START Provided records

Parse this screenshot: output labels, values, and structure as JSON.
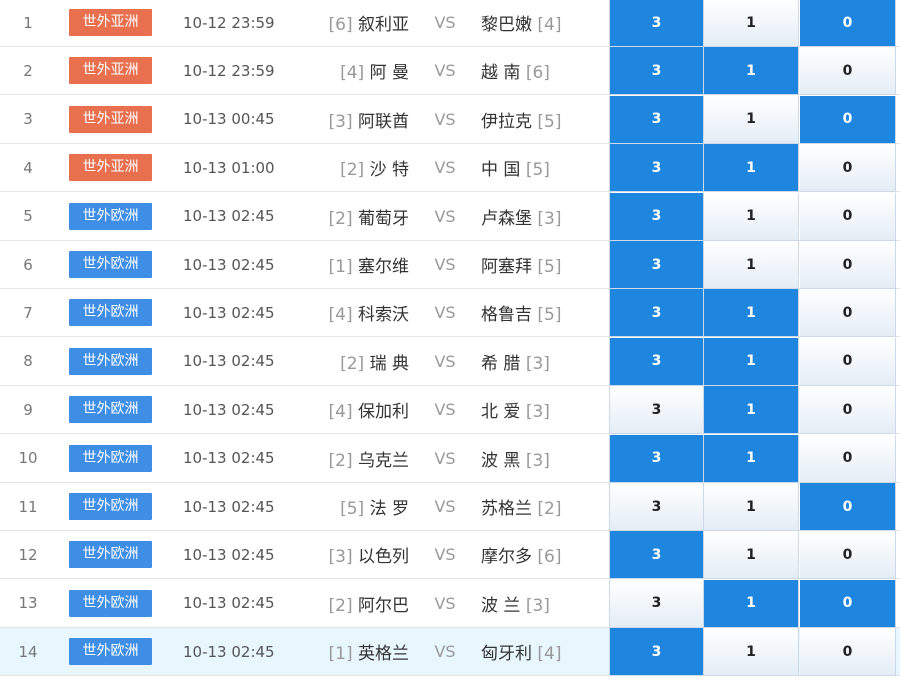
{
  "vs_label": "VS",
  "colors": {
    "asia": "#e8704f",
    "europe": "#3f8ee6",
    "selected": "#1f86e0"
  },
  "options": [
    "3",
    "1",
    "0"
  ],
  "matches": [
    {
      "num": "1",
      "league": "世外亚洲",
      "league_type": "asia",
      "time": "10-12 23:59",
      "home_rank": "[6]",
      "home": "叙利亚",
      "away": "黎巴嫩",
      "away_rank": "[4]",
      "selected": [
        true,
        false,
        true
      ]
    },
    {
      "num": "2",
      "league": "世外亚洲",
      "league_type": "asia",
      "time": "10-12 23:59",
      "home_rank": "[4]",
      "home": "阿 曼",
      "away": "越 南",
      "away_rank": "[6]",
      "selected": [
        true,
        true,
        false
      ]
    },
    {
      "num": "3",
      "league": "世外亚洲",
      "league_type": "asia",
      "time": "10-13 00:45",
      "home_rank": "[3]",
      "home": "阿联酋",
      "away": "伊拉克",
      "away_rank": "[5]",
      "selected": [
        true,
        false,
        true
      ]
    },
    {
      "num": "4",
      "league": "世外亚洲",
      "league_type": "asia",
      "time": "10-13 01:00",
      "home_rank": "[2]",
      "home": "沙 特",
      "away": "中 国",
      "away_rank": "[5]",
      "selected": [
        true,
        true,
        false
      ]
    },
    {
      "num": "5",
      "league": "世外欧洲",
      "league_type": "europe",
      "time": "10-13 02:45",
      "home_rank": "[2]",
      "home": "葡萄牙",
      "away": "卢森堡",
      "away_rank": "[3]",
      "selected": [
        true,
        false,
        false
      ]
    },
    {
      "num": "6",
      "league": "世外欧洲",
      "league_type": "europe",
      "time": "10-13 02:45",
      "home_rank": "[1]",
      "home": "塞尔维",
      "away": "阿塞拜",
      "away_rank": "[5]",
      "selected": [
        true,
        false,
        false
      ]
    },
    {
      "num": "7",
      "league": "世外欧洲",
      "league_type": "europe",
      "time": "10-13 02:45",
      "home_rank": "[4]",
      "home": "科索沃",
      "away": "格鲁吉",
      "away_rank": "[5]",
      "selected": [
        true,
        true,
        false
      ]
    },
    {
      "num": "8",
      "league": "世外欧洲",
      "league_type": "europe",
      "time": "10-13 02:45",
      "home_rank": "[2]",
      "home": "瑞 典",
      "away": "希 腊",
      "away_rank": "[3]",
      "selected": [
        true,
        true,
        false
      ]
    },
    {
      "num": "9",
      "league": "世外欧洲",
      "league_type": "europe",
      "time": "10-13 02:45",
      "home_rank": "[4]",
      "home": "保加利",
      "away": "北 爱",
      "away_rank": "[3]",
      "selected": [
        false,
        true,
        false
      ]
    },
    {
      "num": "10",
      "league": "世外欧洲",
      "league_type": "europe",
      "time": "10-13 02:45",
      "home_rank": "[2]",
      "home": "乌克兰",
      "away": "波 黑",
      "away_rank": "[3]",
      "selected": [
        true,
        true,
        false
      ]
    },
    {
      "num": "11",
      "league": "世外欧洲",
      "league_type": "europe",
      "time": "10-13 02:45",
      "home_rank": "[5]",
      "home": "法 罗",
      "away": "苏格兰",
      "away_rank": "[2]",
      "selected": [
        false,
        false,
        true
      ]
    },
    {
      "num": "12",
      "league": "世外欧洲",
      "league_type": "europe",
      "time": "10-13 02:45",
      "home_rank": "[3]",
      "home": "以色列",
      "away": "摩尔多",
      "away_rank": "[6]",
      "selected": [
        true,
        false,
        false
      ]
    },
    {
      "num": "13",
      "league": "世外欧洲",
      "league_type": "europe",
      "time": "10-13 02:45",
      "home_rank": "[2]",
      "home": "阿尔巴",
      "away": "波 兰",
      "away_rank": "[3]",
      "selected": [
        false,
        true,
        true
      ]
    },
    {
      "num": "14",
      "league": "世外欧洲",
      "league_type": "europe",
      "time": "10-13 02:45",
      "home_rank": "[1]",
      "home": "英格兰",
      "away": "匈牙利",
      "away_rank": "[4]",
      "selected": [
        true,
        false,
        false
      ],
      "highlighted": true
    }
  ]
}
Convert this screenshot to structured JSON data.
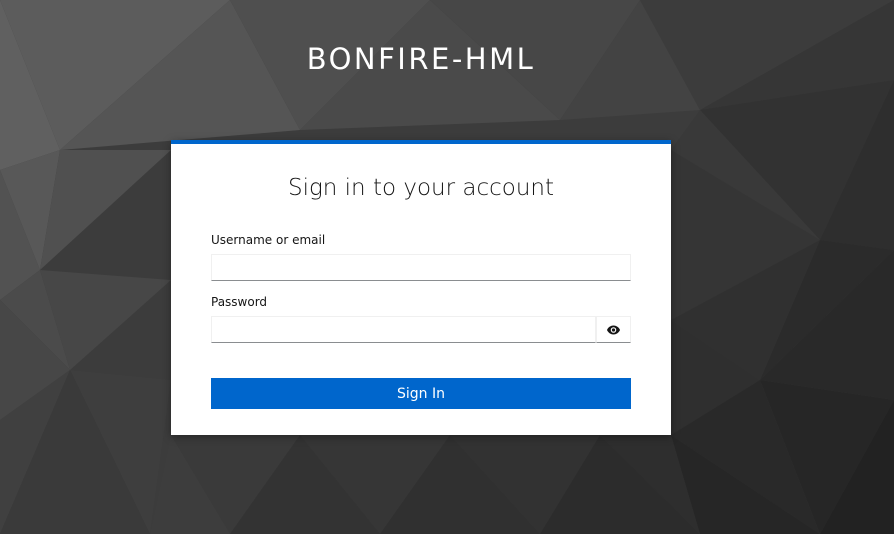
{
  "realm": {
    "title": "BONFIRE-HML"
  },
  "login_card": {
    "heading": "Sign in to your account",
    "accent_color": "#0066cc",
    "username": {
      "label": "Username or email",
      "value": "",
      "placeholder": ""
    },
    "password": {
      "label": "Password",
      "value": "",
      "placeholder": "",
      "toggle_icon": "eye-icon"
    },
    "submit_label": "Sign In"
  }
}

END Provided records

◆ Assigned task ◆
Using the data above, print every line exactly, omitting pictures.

◆ Response below ◆
Parse this screenshot: output labels, values, and structure as JSON.
{
  "vs_label": "VS",
  "colors": {
    "asia": "#e8704f",
    "europe": "#3f8ee6",
    "selected": "#1f86e0"
  },
  "options": [
    "3",
    "1",
    "0"
  ],
  "matches": [
    {
      "num": "1",
      "league": "世外亚洲",
      "league_type": "asia",
      "time": "10-12 23:59",
      "home_rank": "[6]",
      "home": "叙利亚",
      "away": "黎巴嫩",
      "away_rank": "[4]",
      "selected": [
        true,
        false,
        true
      ]
    },
    {
      "num": "2",
      "league": "世外亚洲",
      "league_type": "asia",
      "time": "10-12 23:59",
      "home_rank": "[4]",
      "home": "阿 曼",
      "away": "越 南",
      "away_rank": "[6]",
      "selected": [
        true,
        true,
        false
      ]
    },
    {
      "num": "3",
      "league": "世外亚洲",
      "league_type": "asia",
      "time": "10-13 00:45",
      "home_rank": "[3]",
      "home": "阿联酋",
      "away": "伊拉克",
      "away_rank": "[5]",
      "selected": [
        true,
        false,
        true
      ]
    },
    {
      "num": "4",
      "league": "世外亚洲",
      "league_type": "asia",
      "time": "10-13 01:00",
      "home_rank": "[2]",
      "home": "沙 特",
      "away": "中 国",
      "away_rank": "[5]",
      "selected": [
        true,
        true,
        false
      ]
    },
    {
      "num": "5",
      "league": "世外欧洲",
      "league_type": "europe",
      "time": "10-13 02:45",
      "home_rank": "[2]",
      "home": "葡萄牙",
      "away": "卢森堡",
      "away_rank": "[3]",
      "selected": [
        true,
        false,
        false
      ]
    },
    {
      "num": "6",
      "league": "世外欧洲",
      "league_type": "europe",
      "time": "10-13 02:45",
      "home_rank": "[1]",
      "home": "塞尔维",
      "away": "阿塞拜",
      "away_rank": "[5]",
      "selected": [
        true,
        false,
        false
      ]
    },
    {
      "num": "7",
      "league": "世外欧洲",
      "league_type": "europe",
      "time": "10-13 02:45",
      "home_rank": "[4]",
      "home": "科索沃",
      "away": "格鲁吉",
      "away_rank": "[5]",
      "selected": [
        true,
        true,
        false
      ]
    },
    {
      "num": "8",
      "league": "世外欧洲",
      "league_type": "europe",
      "time": "10-13 02:45",
      "home_rank": "[2]",
      "home": "瑞 典",
      "away": "希 腊",
      "away_rank": "[3]",
      "selected": [
        true,
        true,
        false
      ]
    },
    {
      "num": "9",
      "league": "世外欧洲",
      "league_type": "europe",
      "time": "10-13 02:45",
      "home_rank": "[4]",
      "home": "保加利",
      "away": "北 爱",
      "away_rank": "[3]",
      "selected": [
        false,
        true,
        false
      ]
    },
    {
      "num": "10",
      "league": "世外欧洲",
      "league_type": "europe",
      "time": "10-13 02:45",
      "home_rank": "[2]",
      "home": "乌克兰",
      "away": "波 黑",
      "away_rank": "[3]",
      "selected": [
        true,
        true,
        false
      ]
    },
    {
      "num": "11",
      "league": "世外欧洲",
      "league_type": "europe",
      "time": "10-13 02:45",
      "home_rank": "[5]",
      "home": "法 罗",
      "away": "苏格兰",
      "away_rank": "[2]",
      "selected": [
        false,
        false,
        true
      ]
    },
    {
      "num": "12",
      "league": "世外欧洲",
      "league_type": "europe",
      "time": "10-13 02:45",
      "home_rank": "[3]",
      "home": "以色列",
      "away": "摩尔多",
      "away_rank": "[6]",
      "selected": [
        true,
        false,
        false
      ]
    },
    {
      "num": "13",
      "league": "世外欧洲",
      "league_type": "europe",
      "time": "10-13 02:45",
      "home_rank": "[2]",
      "home": "阿尔巴",
      "away": "波 兰",
      "away_rank": "[3]",
      "selected": [
        false,
        true,
        true
      ]
    },
    {
      "num": "14",
      "league": "世外欧洲",
      "league_type": "europe",
      "time": "10-13 02:45",
      "home_rank": "[1]",
      "home": "英格兰",
      "away": "匈牙利",
      "away_rank": "[4]",
      "selected": [
        true,
        false,
        false
      ],
      "highlighted": true
    }
  ]
}
Convert this screenshot to structured JSON data.
{
  "realm": {
    "title": "BONFIRE-HML"
  },
  "login_card": {
    "heading": "Sign in to your account",
    "accent_color": "#0066cc",
    "username": {
      "label": "Username or email",
      "value": "",
      "placeholder": ""
    },
    "password": {
      "label": "Password",
      "value": "",
      "placeholder": "",
      "toggle_icon": "eye-icon"
    },
    "submit_label": "Sign In"
  }
}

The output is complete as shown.